%%

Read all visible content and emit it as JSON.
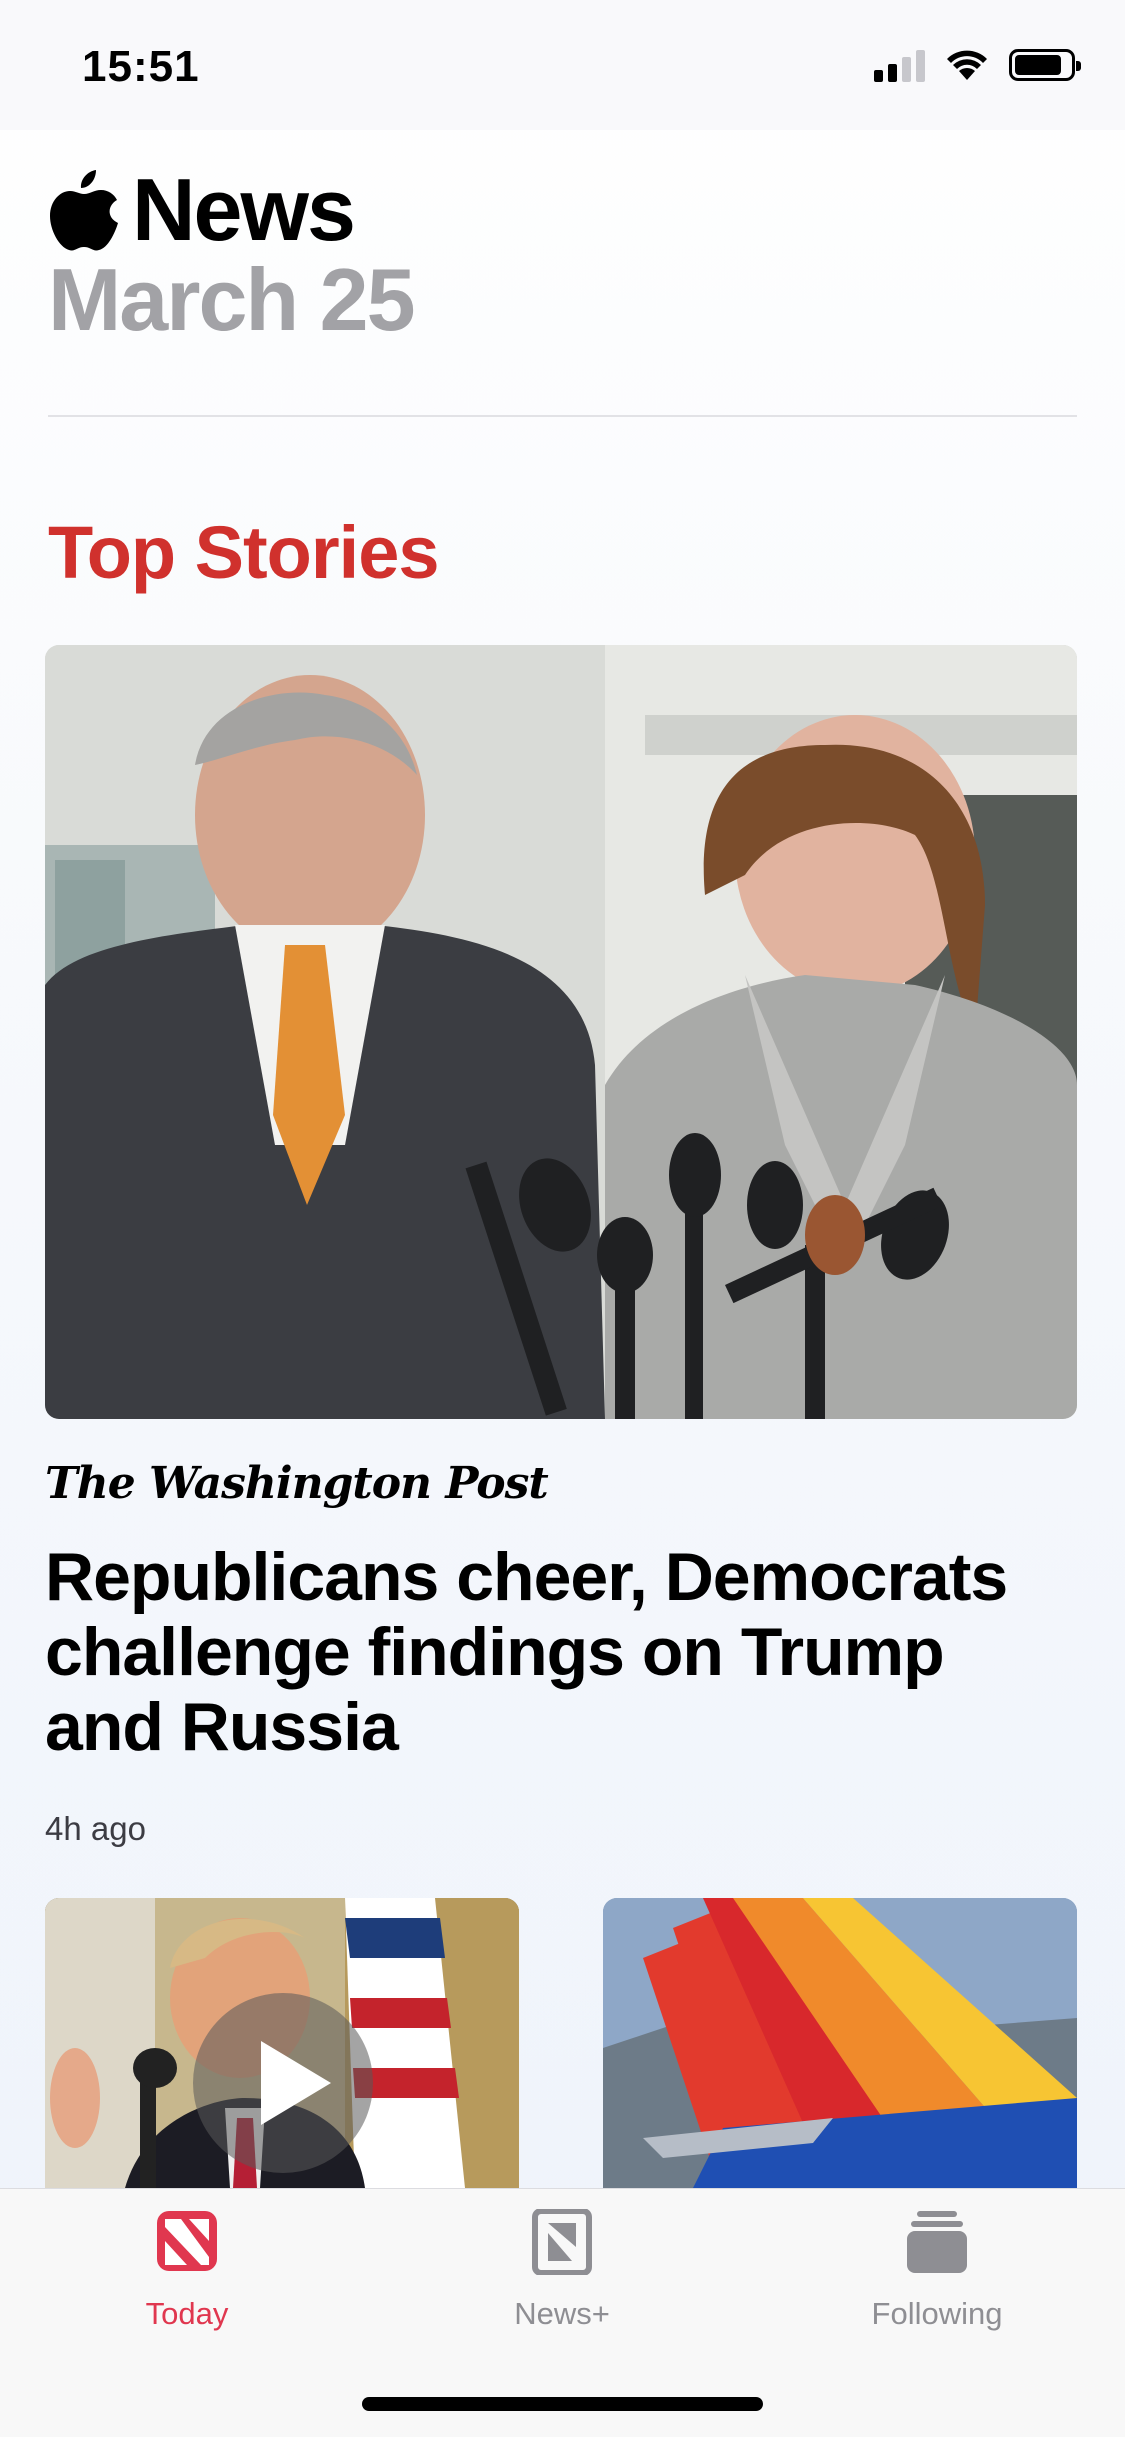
{
  "status_bar": {
    "time": "15:51",
    "battery_level": 0.8
  },
  "header": {
    "app_name": "News",
    "date": "March 25"
  },
  "section": {
    "title": "Top Stories"
  },
  "top_story": {
    "source": "The Washington Post",
    "headline": "Republicans cheer, Democrats challenge findings on Trump and Russia",
    "time_ago": "4h ago"
  },
  "tabs": [
    {
      "label": "Today",
      "icon": "today-news-icon",
      "active": true
    },
    {
      "label": "News+",
      "icon": "news-plus-icon",
      "active": false
    },
    {
      "label": "Following",
      "icon": "following-icon",
      "active": false
    }
  ],
  "colors": {
    "accent_red": "#d0312d",
    "tab_active": "#e0374f",
    "date_gray": "#a2a2a6"
  }
}
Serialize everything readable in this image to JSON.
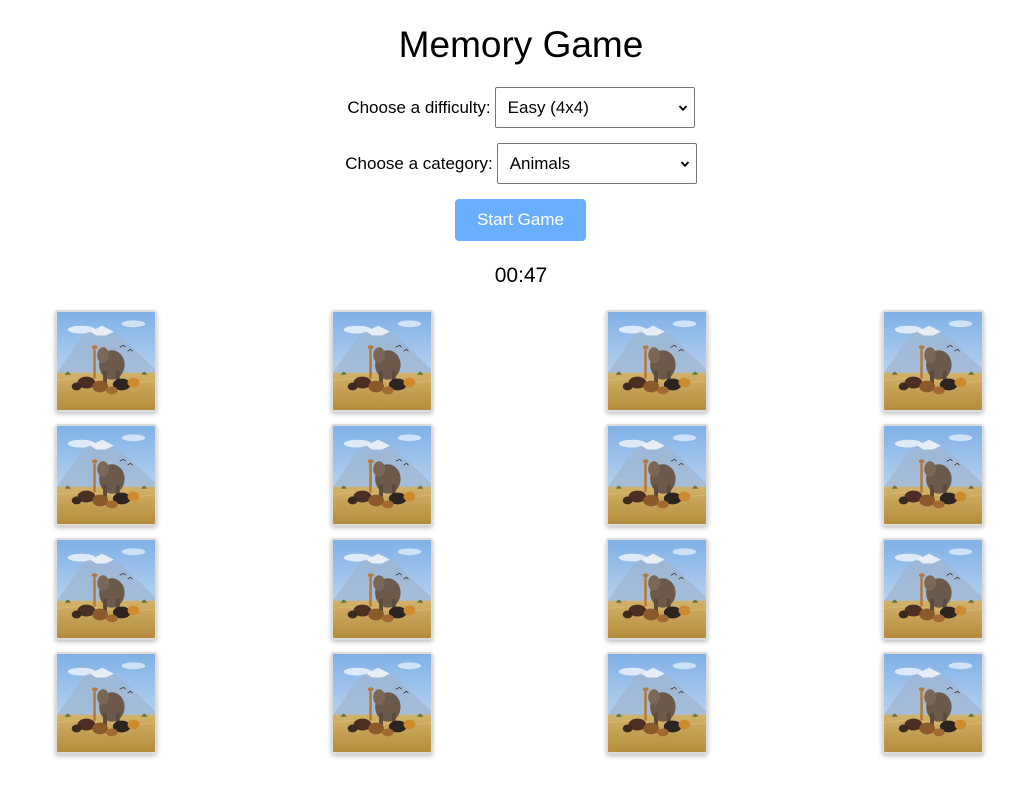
{
  "header": {
    "title": "Memory Game"
  },
  "controls": {
    "difficulty": {
      "label": "Choose a difficulty:",
      "value": "Easy (4x4)",
      "chevron_icon": "chevron-down-icon"
    },
    "category": {
      "label": "Choose a category:",
      "value": "Animals",
      "chevron_icon": "chevron-down-icon"
    },
    "start_label": "Start Game",
    "start_color": "#6aafff"
  },
  "timer": {
    "value": "00:47"
  },
  "board": {
    "rows": 4,
    "cols": 4,
    "card_state": "face-down",
    "card_back_icon": "safari-animals-image"
  }
}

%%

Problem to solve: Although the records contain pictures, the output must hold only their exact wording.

Exercise result:
Read all visible content and emit it as JSON.
{
  "status_bar": {
    "time": "15:51",
    "battery_level": 0.8
  },
  "header": {
    "app_name": "News",
    "date": "March 25"
  },
  "section": {
    "title": "Top Stories"
  },
  "top_story": {
    "source": "The Washington Post",
    "headline": "Republicans cheer, Democrats challenge findings on Trump and Russia",
    "time_ago": "4h ago"
  },
  "tabs": [
    {
      "label": "Today",
      "icon": "today-news-icon",
      "active": true
    },
    {
      "label": "News+",
      "icon": "news-plus-icon",
      "active": false
    },
    {
      "label": "Following",
      "icon": "following-icon",
      "active": false
    }
  ],
  "colors": {
    "accent_red": "#d0312d",
    "tab_active": "#e0374f",
    "date_gray": "#a2a2a6"
  }
}
Serialize everything readable in this image to JSON.
{
  "header": {
    "title": "Memory Game"
  },
  "controls": {
    "difficulty": {
      "label": "Choose a difficulty:",
      "value": "Easy (4x4)",
      "chevron_icon": "chevron-down-icon"
    },
    "category": {
      "label": "Choose a category:",
      "value": "Animals",
      "chevron_icon": "chevron-down-icon"
    },
    "start_label": "Start Game",
    "start_color": "#6aafff"
  },
  "timer": {
    "value": "00:47"
  },
  "board": {
    "rows": 4,
    "cols": 4,
    "card_state": "face-down",
    "card_back_icon": "safari-animals-image"
  }
}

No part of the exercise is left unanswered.